Task description » The number of lines in the records that include "this" is all you should give.

Collected data entries:
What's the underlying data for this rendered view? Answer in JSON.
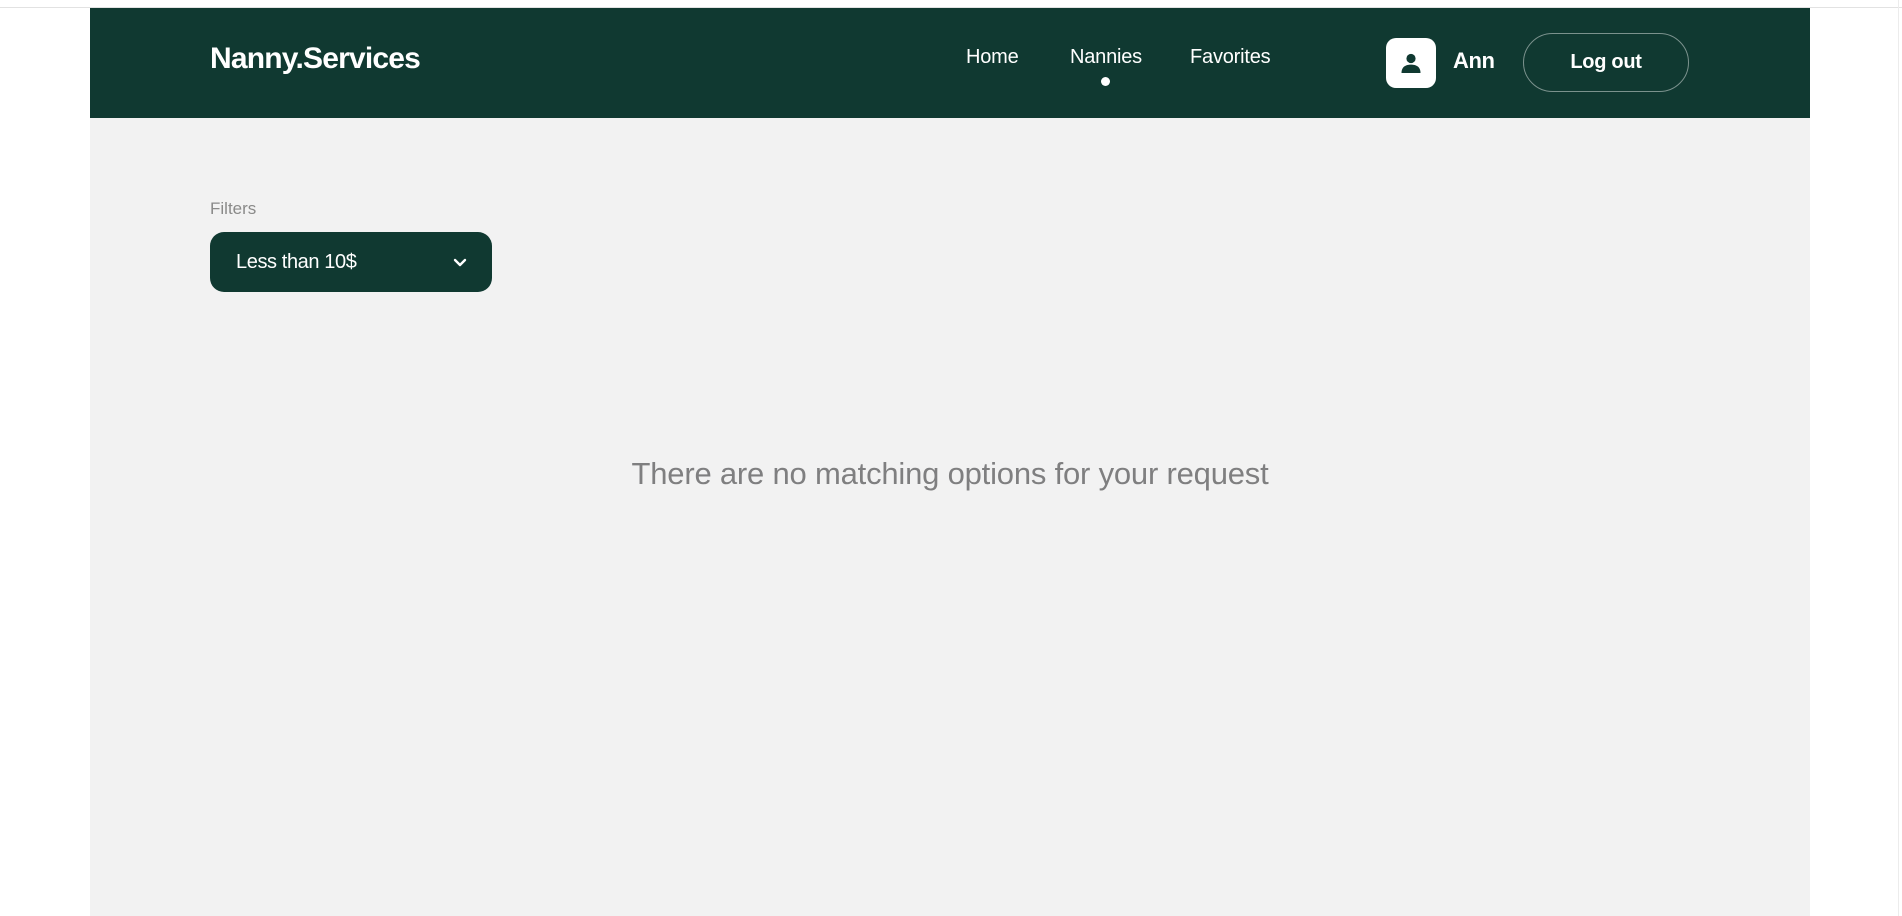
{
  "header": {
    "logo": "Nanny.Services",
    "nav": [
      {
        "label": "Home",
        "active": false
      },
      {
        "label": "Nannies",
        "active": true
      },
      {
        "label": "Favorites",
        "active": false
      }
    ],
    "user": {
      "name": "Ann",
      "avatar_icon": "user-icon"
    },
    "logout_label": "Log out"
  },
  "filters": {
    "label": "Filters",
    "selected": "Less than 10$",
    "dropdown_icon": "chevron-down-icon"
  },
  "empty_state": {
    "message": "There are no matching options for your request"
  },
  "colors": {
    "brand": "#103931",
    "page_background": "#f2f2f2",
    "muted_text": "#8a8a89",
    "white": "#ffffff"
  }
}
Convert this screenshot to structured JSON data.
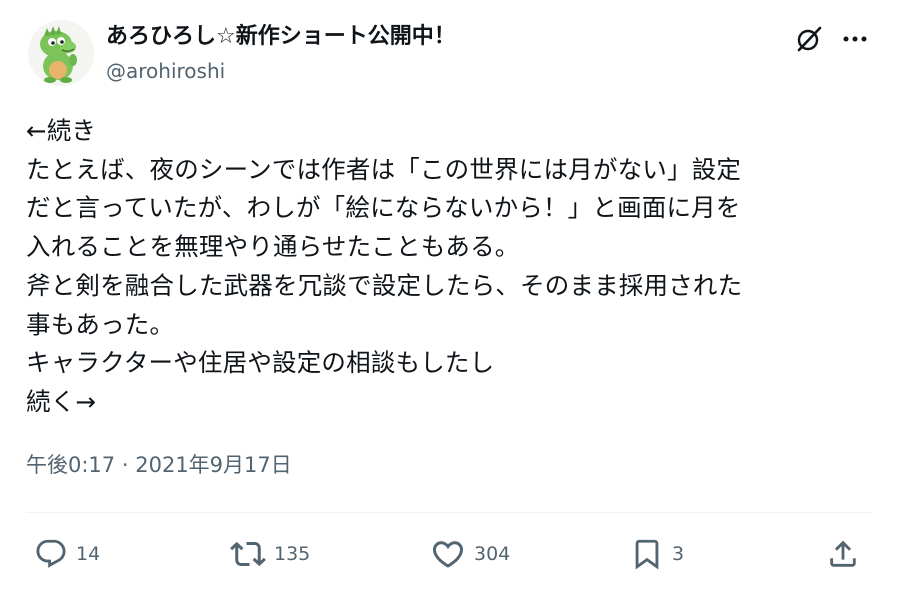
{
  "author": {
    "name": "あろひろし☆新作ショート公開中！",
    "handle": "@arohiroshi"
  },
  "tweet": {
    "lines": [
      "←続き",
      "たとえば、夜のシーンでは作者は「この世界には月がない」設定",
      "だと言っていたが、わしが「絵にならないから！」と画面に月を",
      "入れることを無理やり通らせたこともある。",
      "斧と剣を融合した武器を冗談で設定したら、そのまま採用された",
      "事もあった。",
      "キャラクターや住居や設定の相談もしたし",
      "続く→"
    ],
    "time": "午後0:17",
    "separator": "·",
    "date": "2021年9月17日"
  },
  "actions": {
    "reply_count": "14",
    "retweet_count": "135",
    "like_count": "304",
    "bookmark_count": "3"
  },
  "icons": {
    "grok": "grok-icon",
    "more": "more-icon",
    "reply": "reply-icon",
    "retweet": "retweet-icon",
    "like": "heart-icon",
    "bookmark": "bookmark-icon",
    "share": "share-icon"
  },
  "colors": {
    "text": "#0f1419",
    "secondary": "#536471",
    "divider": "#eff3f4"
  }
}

Answer box » 2